For me, getting bogged down in platitudes like closure and journey do a significant disservice to both the wonderful 35 years I had with Bunny and to the possibilities that await me as I start my next chapter. I’m finding that thinking of my existence as a series of chapters in an on-going life more accurately describes how I view the world and aids in my ability to get past the bad stuff and keep on living. I can look for closure or I can go on to the next chapter, where the next part of my life is awaiting me. So I’m turning the page, excited to see what is in this next chapter, but remembering every detail of the story line that I’ve already read.

Friday, August 5, 2016

Counting Days

I no longer say “my wife died (5,6,7,etc) days ago”, now it’s “a few months ago”. And before too long it will be “last year” and then “several years”. When I first realized I was saying “a few months ago” it sounded cold & unfeeling to my ears, as if I didn’t care that much or that her death was somehow much less important now.

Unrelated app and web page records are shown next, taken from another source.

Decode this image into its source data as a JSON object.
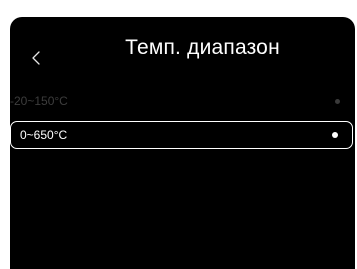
{
  "header": {
    "title": "Темп. диапазон",
    "back_icon": "chevron-left-icon"
  },
  "options": [
    {
      "label": "-20~150°C",
      "state": "disabled"
    },
    {
      "label": "0~650°C",
      "state": "selected"
    }
  ],
  "colors": {
    "background": "#000000",
    "text": "#ffffff",
    "disabled_text": "#3d3d3d",
    "selection_border": "#ffffff"
  }
}
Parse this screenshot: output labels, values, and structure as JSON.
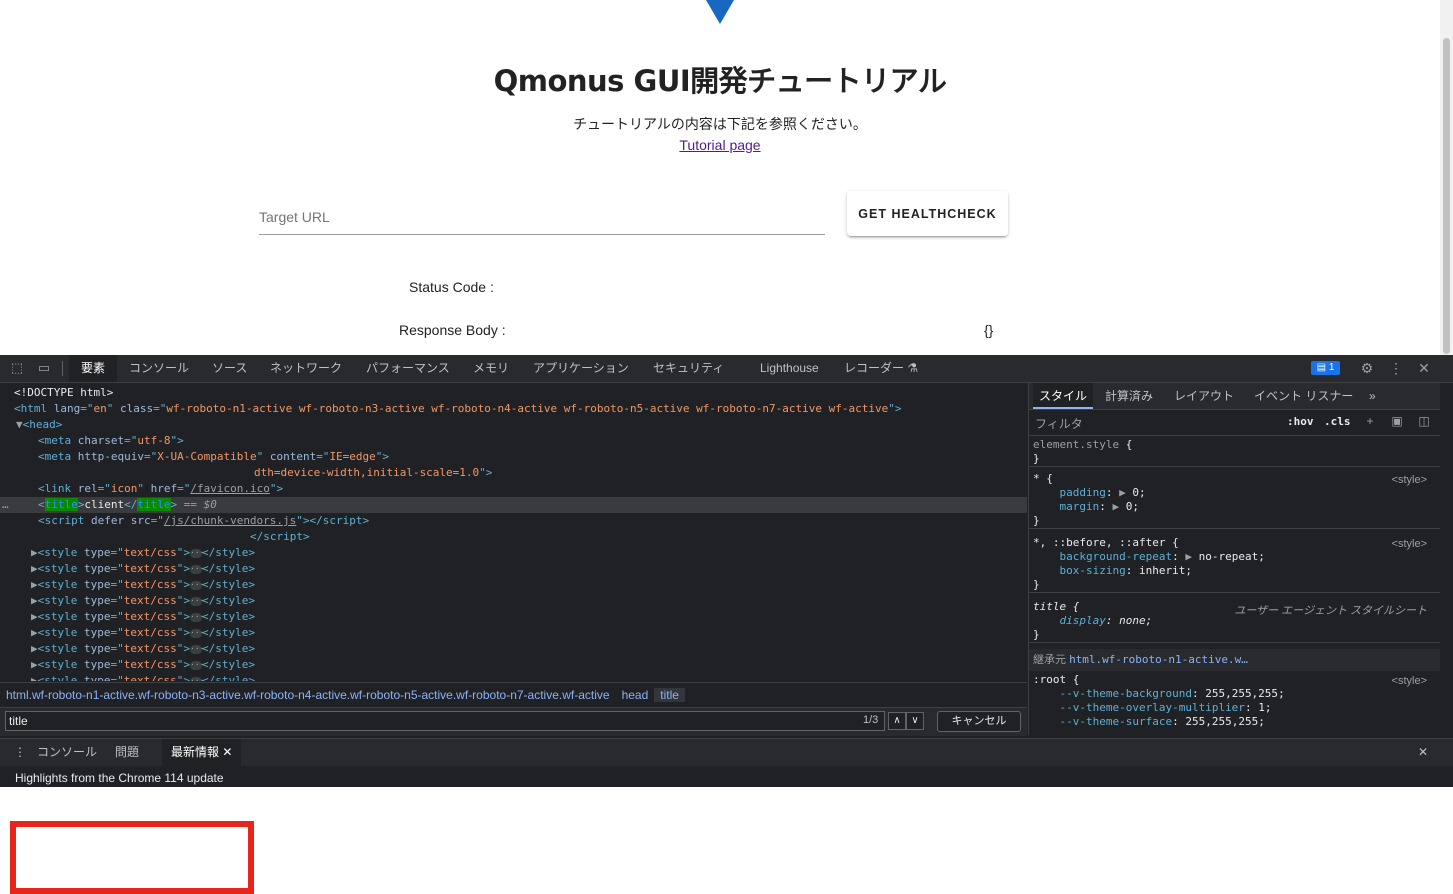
{
  "page": {
    "title": "Qmonus GUI開発チュートリアル",
    "description": "チュートリアルの内容は下記を参照ください。",
    "link": "Tutorial page",
    "url_placeholder": "Target URL",
    "healthcheck_button": "GET HEALTHCHECK",
    "status_label": "Status Code :",
    "response_label": "Response Body :",
    "response_value": "{}"
  },
  "devtools": {
    "tabs": [
      "要素",
      "コンソール",
      "ソース",
      "ネットワーク",
      "パフォーマンス",
      "メモリ",
      "アプリケーション",
      "セキュリティ",
      "Lighthouse",
      "レコーダー"
    ],
    "active_tab": "要素",
    "message_count": "1",
    "dom_lines": {
      "doctype": "<!DOCTYPE html>",
      "html_lang": "en",
      "html_class": "wf-roboto-n1-active wf-roboto-n3-active wf-roboto-n4-active wf-roboto-n5-active wf-roboto-n7-active wf-active",
      "meta_charset": "utf-8",
      "meta_http_equiv": "X-UA-Compatible",
      "meta_content": "IE=edge",
      "meta_viewport_tail": "dth=device-width,initial-scale=1.0",
      "link_rel": "icon",
      "link_href": "/favicon.ico",
      "title_text": "client",
      "selected_marker": "== $0",
      "script1_src": "/js/chunk-vendors.js",
      "script2_tail": "script>",
      "style_type": "text/css",
      "style_count": 9
    },
    "breadcrumbs": [
      "html.wf-roboto-n1-active.wf-roboto-n3-active.wf-roboto-n4-active.wf-roboto-n5-active.wf-roboto-n7-active.wf-active",
      "head",
      "title"
    ],
    "search": {
      "value": "title",
      "count": "1/3",
      "cancel": "キャンセル"
    },
    "styles": {
      "tabs": [
        "スタイル",
        "計算済み",
        "レイアウト",
        "イベント リスナー"
      ],
      "filter_placeholder": "フィルタ",
      "hov": ":hov",
      "cls": ".cls",
      "element_style": "element.style",
      "rule1_selector": "*",
      "rule1_source": "<style>",
      "rule1_props": [
        {
          "name": "padding",
          "value": "0"
        },
        {
          "name": "margin",
          "value": "0"
        }
      ],
      "rule2_selector": "*, ::before, ::after",
      "rule2_source": "<style>",
      "rule2_props": [
        {
          "name": "background-repeat",
          "value": "no-repeat"
        },
        {
          "name": "box-sizing",
          "value": "inherit"
        }
      ],
      "rule3_selector": "title",
      "rule3_source": "ユーザー エージェント スタイルシート",
      "rule3_props": [
        {
          "name": "display",
          "value": "none"
        }
      ],
      "inherited_label": "継承元",
      "inherited_from": "html.wf-roboto-n1-active.w…",
      "rule4_selector": ":root",
      "rule4_source": "<style>",
      "rule4_props": [
        {
          "name": "--v-theme-background",
          "value": "255,255,255"
        },
        {
          "name": "--v-theme-overlay-multiplier",
          "value": "1"
        },
        {
          "name": "--v-theme-surface",
          "value": "255,255,255"
        }
      ]
    },
    "drawer": {
      "tabs": [
        "コンソール",
        "問題",
        "最新情報"
      ],
      "active": "最新情報",
      "content": "Highlights from the Chrome 114 update"
    }
  }
}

But that’s not it at all. I think a few things happened that started to change my approach to mourning, and in turn, affected my telling of her passing and my outlook on life.

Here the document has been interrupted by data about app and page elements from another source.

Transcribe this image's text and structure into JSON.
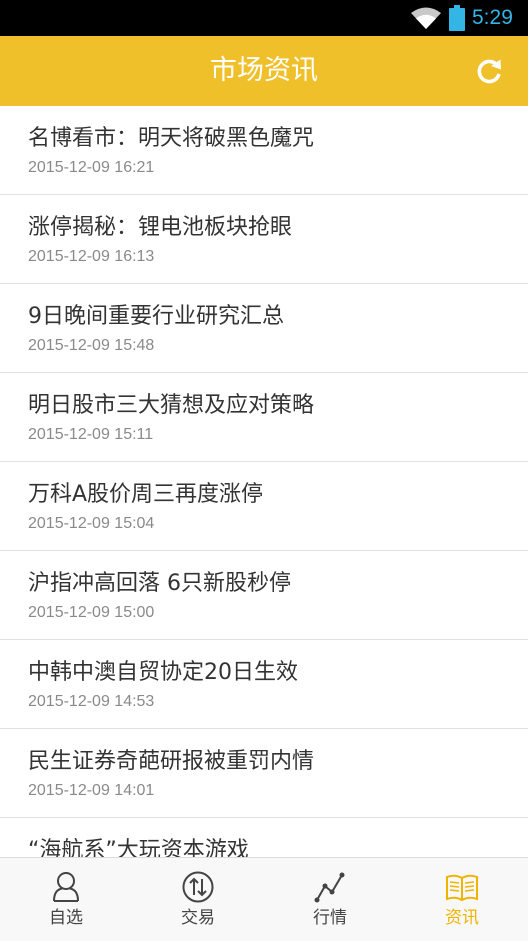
{
  "status_bar": {
    "time": "5:29",
    "icons": [
      "wifi-icon",
      "battery-icon"
    ],
    "color": "#33b5e5"
  },
  "header": {
    "title": "市场资讯",
    "refresh_icon": "refresh-icon",
    "background": "#f0c02a"
  },
  "news": [
    {
      "title": "名博看市：明天将破黑色魔咒",
      "date": "2015-12-09 16:21"
    },
    {
      "title": "涨停揭秘：锂电池板块抢眼",
      "date": "2015-12-09 16:13"
    },
    {
      "title": "9日晚间重要行业研究汇总",
      "date": "2015-12-09 15:48"
    },
    {
      "title": "明日股市三大猜想及应对策略",
      "date": "2015-12-09 15:11"
    },
    {
      "title": "万科A股价周三再度涨停",
      "date": "2015-12-09 15:04"
    },
    {
      "title": "沪指冲高回落 6只新股秒停",
      "date": "2015-12-09 15:00"
    },
    {
      "title": "中韩中澳自贸协定20日生效",
      "date": "2015-12-09 14:53"
    },
    {
      "title": "民生证券奇葩研报被重罚内情",
      "date": "2015-12-09 14:01"
    },
    {
      "title": "“海航系”大玩资本游戏",
      "date": ""
    }
  ],
  "bottom_nav": {
    "items": [
      {
        "label": "自选",
        "icon": "user-icon",
        "active": false
      },
      {
        "label": "交易",
        "icon": "trade-arrows-icon",
        "active": false
      },
      {
        "label": "行情",
        "icon": "line-chart-icon",
        "active": false
      },
      {
        "label": "资讯",
        "icon": "book-icon",
        "active": true
      }
    ],
    "active_color": "#f0b400"
  }
}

First, folks are just not interested in hearing the specifics of Bunny’s death; it’s easier to say “a few months” and it’s easier for folks to hear that. Although the actual # of days at first seemed VERY important to me, no one else cares for that type of specificity.

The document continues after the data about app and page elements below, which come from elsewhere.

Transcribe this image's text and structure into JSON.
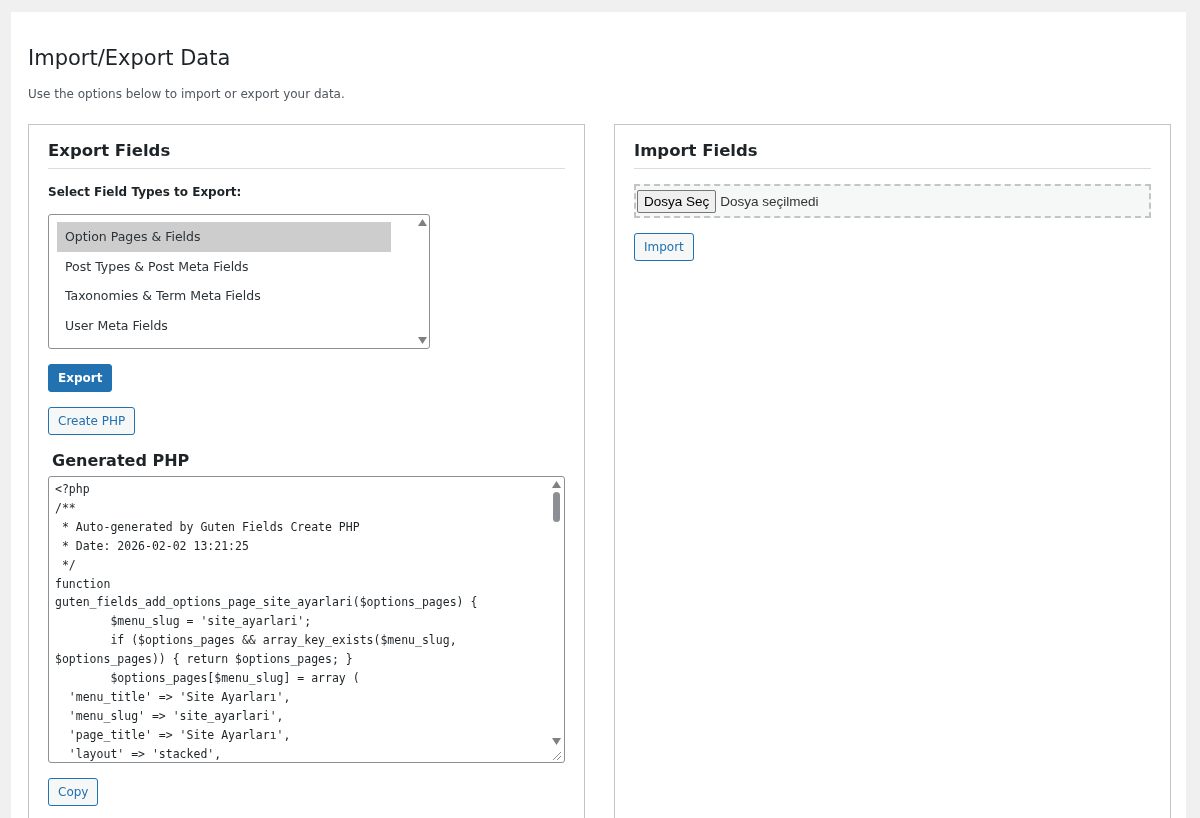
{
  "page": {
    "title": "Import/Export Data",
    "description": "Use the options below to import or export your data."
  },
  "export": {
    "title": "Export Fields",
    "select_label": "Select Field Types to Export:",
    "options": [
      {
        "label": "Option Pages & Fields",
        "selected": true
      },
      {
        "label": "Post Types & Post Meta Fields",
        "selected": false
      },
      {
        "label": "Taxonomies & Term Meta Fields",
        "selected": false
      },
      {
        "label": "User Meta Fields",
        "selected": false
      }
    ],
    "export_button": "Export",
    "create_button": "Create PHP",
    "generated_title": "Generated PHP",
    "code_lines": [
      "<?php",
      "/**",
      " * Auto-generated by Guten Fields Create PHP",
      " * Date: 2026-02-02 13:21:25",
      " */",
      "function",
      "guten_fields_add_options_page_site_ayarlari($options_pages) {",
      "        $menu_slug = 'site_ayarlari';",
      "        if ($options_pages && array_key_exists($menu_slug,",
      "$options_pages)) { return $options_pages; }",
      "        $options_pages[$menu_slug] = array (",
      "  'menu_title' => 'Site Ayarları',",
      "  'menu_slug' => 'site_ayarlari',",
      "  'page_title' => 'Site Ayarları',",
      "  'layout' => 'stacked',"
    ],
    "copy_button": "Copy"
  },
  "import": {
    "title": "Import Fields",
    "file_button": "Dosya Seç",
    "file_status": "Dosya seçilmedi",
    "import_button": "Import"
  }
}
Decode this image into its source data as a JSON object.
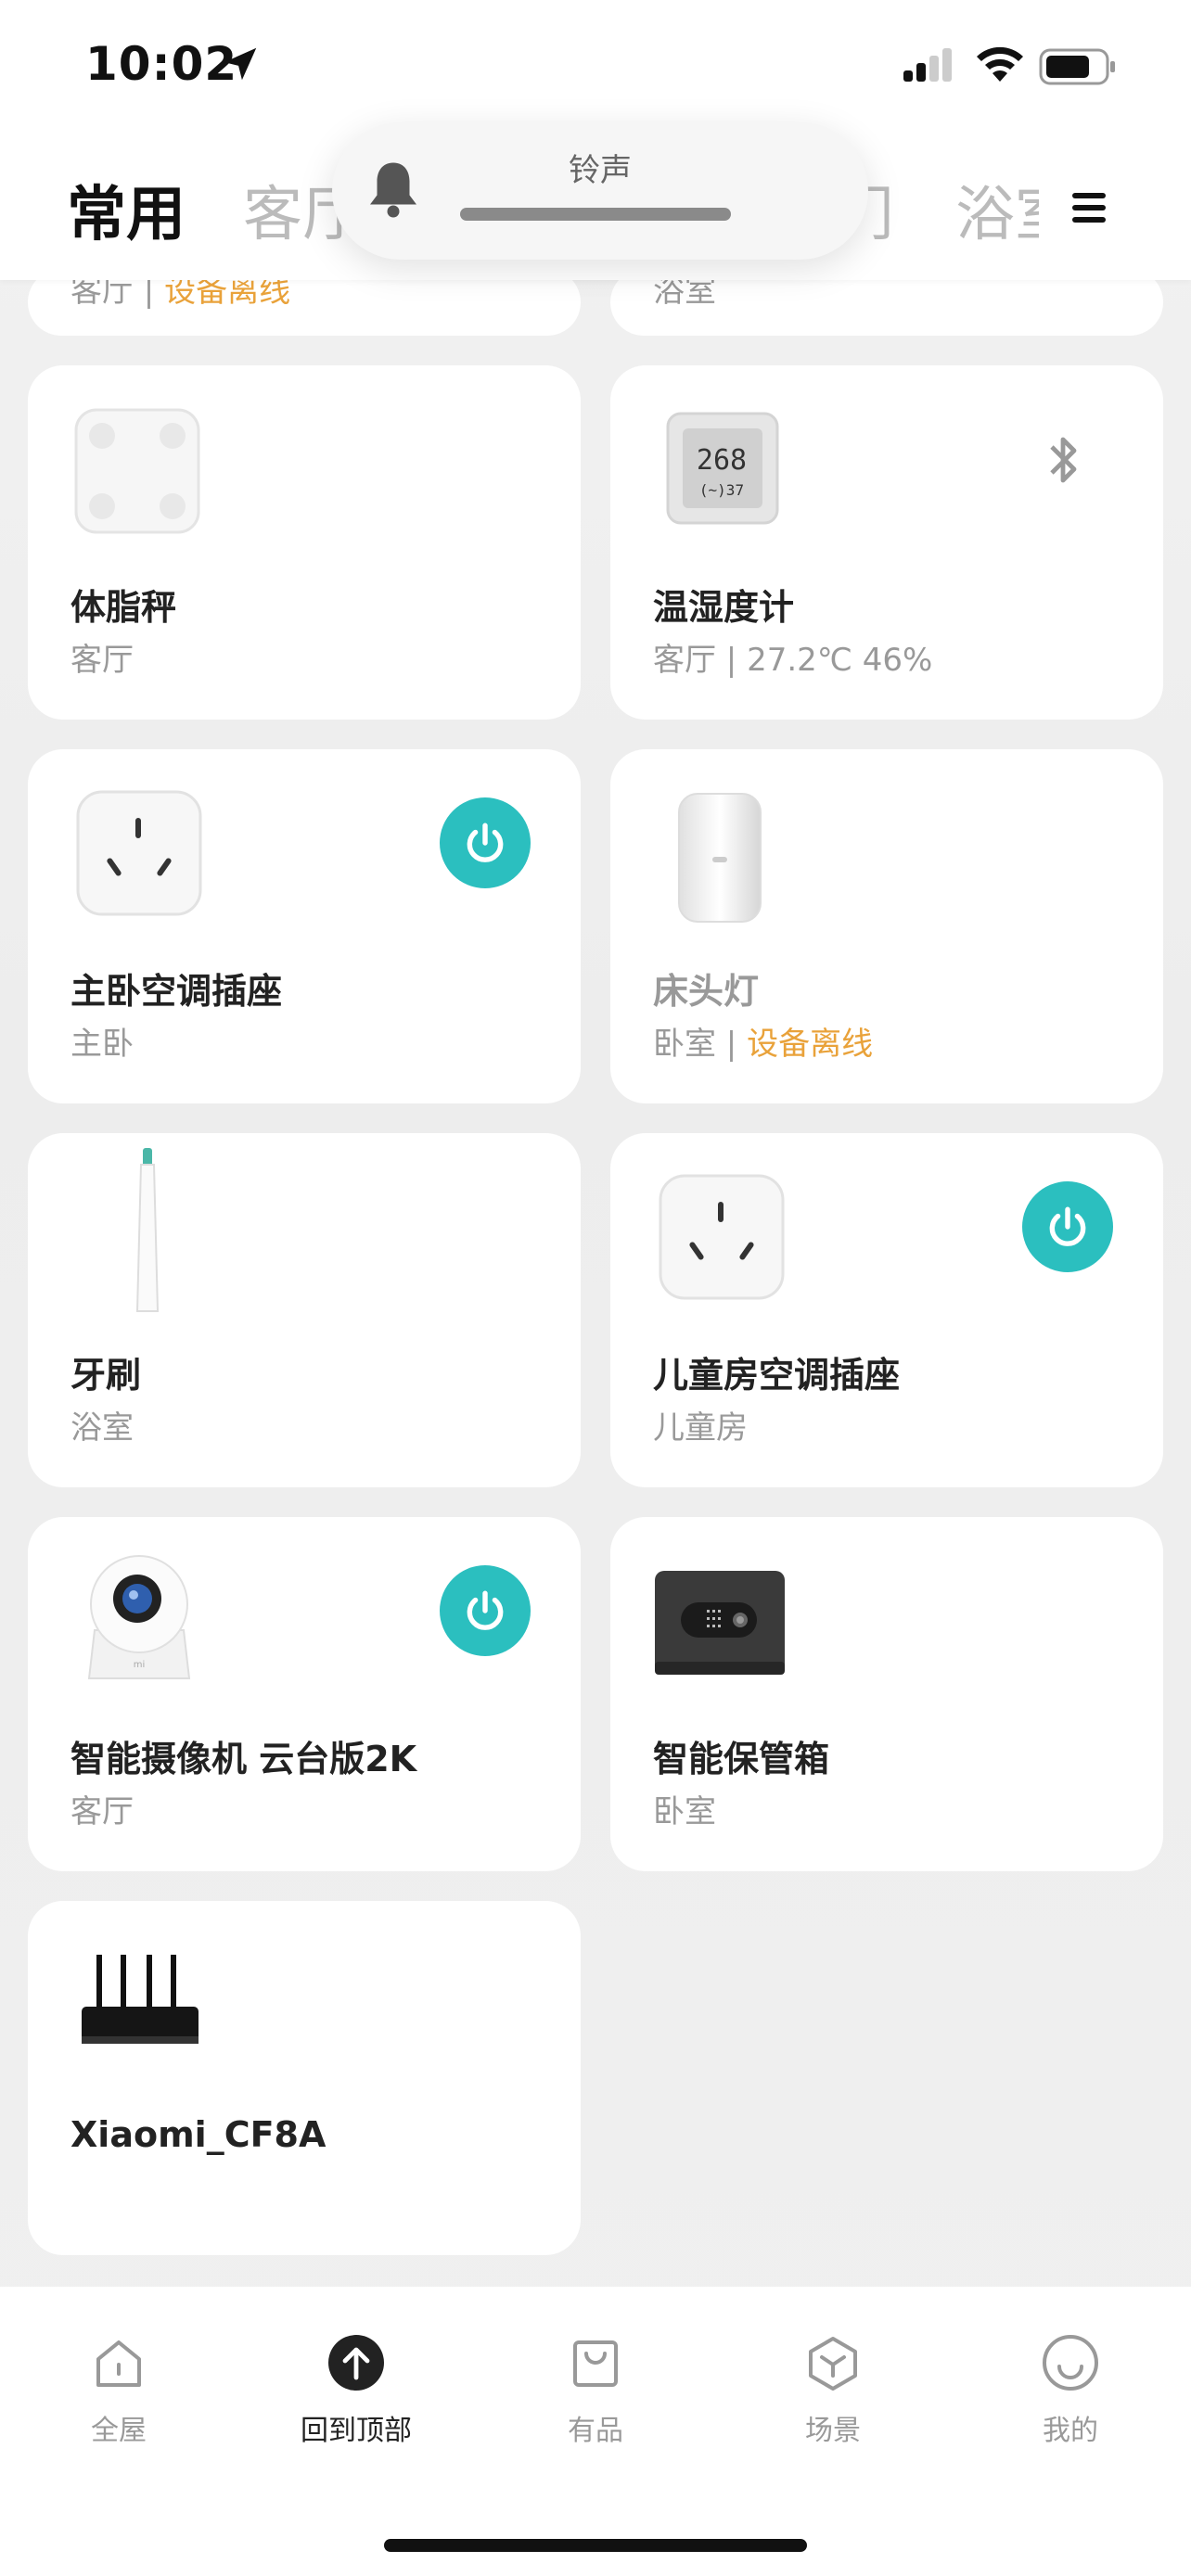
{
  "status_bar": {
    "time": "10:02"
  },
  "toast": {
    "label": "铃声",
    "volume_level": 0.45
  },
  "header": {
    "tabs": [
      "常用",
      "客厅",
      "门",
      "浴室"
    ]
  },
  "partial_cards": {
    "left": {
      "text_room": "客厅 | ",
      "text_status": "设备离线"
    },
    "right": {
      "text": "浴室"
    }
  },
  "devices": [
    {
      "name": "体脂秤",
      "room": "客厅",
      "icon": "scale-icon"
    },
    {
      "name": "温湿度计",
      "room": "客厅 | 27.2℃ 46%",
      "icon": "thermometer-icon",
      "bluetooth": true
    },
    {
      "name": "主卧空调插座",
      "room": "主卧",
      "icon": "socket-icon",
      "power": true
    },
    {
      "name": "床头灯",
      "room": "卧室 | ",
      "status": "设备离线",
      "icon": "lamp-icon",
      "offline": true
    },
    {
      "name": "牙刷",
      "room": "浴室",
      "icon": "toothbrush-icon"
    },
    {
      "name": "儿童房空调插座",
      "room": "儿童房",
      "icon": "socket-icon",
      "power": true
    },
    {
      "name": "智能摄像机 云台版2K",
      "room": "客厅",
      "icon": "camera-icon",
      "power": true
    },
    {
      "name": "智能保管箱",
      "room": "卧室",
      "icon": "safe-icon"
    },
    {
      "name": "Xiaomi_CF8A",
      "room": "",
      "icon": "router-icon"
    }
  ],
  "nav": [
    {
      "label": "全屋",
      "icon": "home-icon"
    },
    {
      "label": "回到顶部",
      "icon": "arrow-up-icon",
      "active": true
    },
    {
      "label": "有品",
      "icon": "bag-icon"
    },
    {
      "label": "场景",
      "icon": "cube-icon"
    },
    {
      "label": "我的",
      "icon": "smile-icon"
    }
  ],
  "colors": {
    "power": "#2bbfbf",
    "warning": "#e9a23a"
  }
}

Second, no matter whatever else may be going on, one thing I can be positive about is Bunny isn’t coming back. No amount of praying, crying, begging or onerous date counting is going to change that. So why am I making myself crazy, tracking every single minute/hour/day that she isn’t here? What do I gain from that?

And last, Bunny would have hated me performing such a countdown (countup?) ritual. In my case, and I know not everyone has this situation, we knew this was going to happen. Maybe not to the specific day, but it was clear over the last year of her time with me that Bunny would die. She was never, ever going to get better. So what is the purpose of continuing the pain of day counting? Bunny would be furious with me for doing that.

I’ve allowed myself to come back to the world of the living, a place where people don’t care how many days Bunny has been gone. This is not to say that they have a callous disregard for her, it’s just that they don’t need to know it’s a certain amount of time. I’ve learned a lesson from them … I don’t need to dwell on that, either. Having a laser focus pointed at the past, just to be sure I’m exactly positive how long it’s been since my life went awry, serves no purpose for me, either.

Coming back to the world of living I’ve begun to see things differently. Now, nearly two years after Bunny’s health started that downward spiral and one year of waiting for her to die, I don’t face a dark cloud of looming death every day. While it at first felt selfish, I now realize that my being completely miserable because my wife died serves no purpose other than to feed that misery. I cannot fix what has happened, I cannot bring Bunny back.

So now, in the “few months” since my wife died I have emerged a newer, possibly better, person. I look at the good things that surround me instead of the darkness of my loss. I reflect on the huge number of positive impacts Bunny made in my life and I’m grateful for them, rather than regretting she is no longer able to contribute anything. I have developed a new friendship that is becoming more than just a friendship and I’m starting to smile far more often than I did for the past two years.

I know exactly how many days it has been since Bunny died, but I’m not dwelling on that any longer. And I don’t want to count that any more, unless someone can give me a good reason why I should.